Proving the Business Case for the Internet of Things

Huawei hits back at security allegations

Steve Rogerson
December 12, 2018

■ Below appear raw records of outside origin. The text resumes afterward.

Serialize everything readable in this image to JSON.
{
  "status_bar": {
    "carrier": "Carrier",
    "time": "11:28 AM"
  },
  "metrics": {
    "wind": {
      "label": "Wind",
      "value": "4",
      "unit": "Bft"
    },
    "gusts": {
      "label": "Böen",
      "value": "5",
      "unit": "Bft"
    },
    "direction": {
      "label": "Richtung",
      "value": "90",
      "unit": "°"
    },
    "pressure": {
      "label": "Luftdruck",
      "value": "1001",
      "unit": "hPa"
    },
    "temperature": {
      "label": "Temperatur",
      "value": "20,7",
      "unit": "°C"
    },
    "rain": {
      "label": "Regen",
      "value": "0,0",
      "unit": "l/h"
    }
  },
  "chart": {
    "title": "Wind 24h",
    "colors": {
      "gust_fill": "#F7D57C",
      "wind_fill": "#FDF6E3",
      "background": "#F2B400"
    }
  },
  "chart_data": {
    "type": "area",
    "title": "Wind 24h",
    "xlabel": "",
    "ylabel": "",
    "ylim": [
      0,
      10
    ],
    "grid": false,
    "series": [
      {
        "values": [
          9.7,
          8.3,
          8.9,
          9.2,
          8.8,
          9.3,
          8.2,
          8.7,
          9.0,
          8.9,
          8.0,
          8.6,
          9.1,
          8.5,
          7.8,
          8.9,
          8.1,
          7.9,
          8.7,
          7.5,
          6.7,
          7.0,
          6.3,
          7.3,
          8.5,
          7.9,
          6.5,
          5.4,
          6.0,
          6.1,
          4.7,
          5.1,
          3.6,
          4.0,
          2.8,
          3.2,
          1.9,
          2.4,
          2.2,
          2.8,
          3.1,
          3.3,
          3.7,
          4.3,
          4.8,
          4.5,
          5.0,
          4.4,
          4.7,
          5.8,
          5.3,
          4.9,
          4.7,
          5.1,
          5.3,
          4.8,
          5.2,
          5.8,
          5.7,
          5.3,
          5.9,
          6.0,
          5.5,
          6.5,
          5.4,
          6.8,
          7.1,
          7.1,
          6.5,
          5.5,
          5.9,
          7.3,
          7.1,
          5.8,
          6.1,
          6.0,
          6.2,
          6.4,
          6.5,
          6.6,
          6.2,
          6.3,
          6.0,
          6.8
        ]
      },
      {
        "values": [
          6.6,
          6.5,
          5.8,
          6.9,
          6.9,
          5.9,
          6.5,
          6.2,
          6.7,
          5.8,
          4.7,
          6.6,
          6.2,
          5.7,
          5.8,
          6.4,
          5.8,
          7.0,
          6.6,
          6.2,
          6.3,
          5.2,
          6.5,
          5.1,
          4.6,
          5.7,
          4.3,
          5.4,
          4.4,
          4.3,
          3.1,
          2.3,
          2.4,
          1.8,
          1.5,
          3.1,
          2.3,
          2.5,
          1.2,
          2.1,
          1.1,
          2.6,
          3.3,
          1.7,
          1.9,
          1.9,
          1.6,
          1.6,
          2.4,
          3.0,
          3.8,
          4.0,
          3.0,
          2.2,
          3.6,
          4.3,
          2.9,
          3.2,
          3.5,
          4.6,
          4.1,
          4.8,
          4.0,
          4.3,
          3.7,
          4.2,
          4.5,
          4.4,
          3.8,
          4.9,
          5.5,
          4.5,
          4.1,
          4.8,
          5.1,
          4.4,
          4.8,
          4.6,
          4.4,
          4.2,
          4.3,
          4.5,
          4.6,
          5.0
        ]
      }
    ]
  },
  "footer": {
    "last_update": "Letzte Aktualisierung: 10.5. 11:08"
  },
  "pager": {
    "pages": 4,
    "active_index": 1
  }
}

Huawei has hit back at security allegations made against the Chinese technology giant last week by European Commission vice president Andrus Ansip.
The company said it was “surprised and disappointed” by the comments made about Huawei by Ansip at a press conference on artificial intelligence (AI) in Brussels. During the press briefing, Ansip responded to a question regarding Huawei’s role in some European driverless cars and 5G projects in the context of security allegations against the company.
“We categorically reject any allegation that we might pose a security threat,” said a Huawei statement. “We are open to a dialogue with vice president Andrus Ansip to address these misunderstandings and intend to continue our longstanding cooperation with the European Commission as a private, employee owned company.”
The statement said Huawei was part of the solution, not the problem.
“Huawei has never been asked by any government to build any backdoors or interrupt any networks, and we would never tolerate such behaviour by any of our staff,” it said. “Cyber security has always been our top priority and we have a proven track record of providing secure products and solutions for our customers in Europe and around the world. Today, the ICT supply chain is highly globalised. Cyber security needs to be addressed jointly at a global level, and equipment vendors should not be treated differently based on their country of origin. Singling out one vendor does nothing to help the industry identify and address cyber-security threats more effectively.”
Huawei said it was ready to provide any information and was committed to maintaining an open dialogue with its European partners on security-related issues.
Huawei is a provider of information and communications technology infrastructure and smart devices. With integrated products across four key domains – telecoms networks, IT, smart devices and cloud services – it says it is committed to bringing digital to every person, home and organisation for a fully connected, intelligent world.
Huawei has more than 180,000 employees and operates in over 170 countries and regions. Founded in 1987, it is a private company fully owned by its employees. In Europe, Huawei employs over 11,000 people and runs two regional offices and 18 R&D sites. So far, Huawei has established 240 technical cooperation projects and has partnered with over 150 universities across Europe.
Huawei’s chief financial officer Meng Wanzhou has been released on bail by a Canadian judge after being arrested earlier this month for allegedly misleading banks about the company’s connections with another company suspected of breaking US sanctions on exports to Iran.
The bail conditions means she has to wear an ankle bracelet, surrender her passport and be accompanied by two security officers at all times. The USA wants her extradited.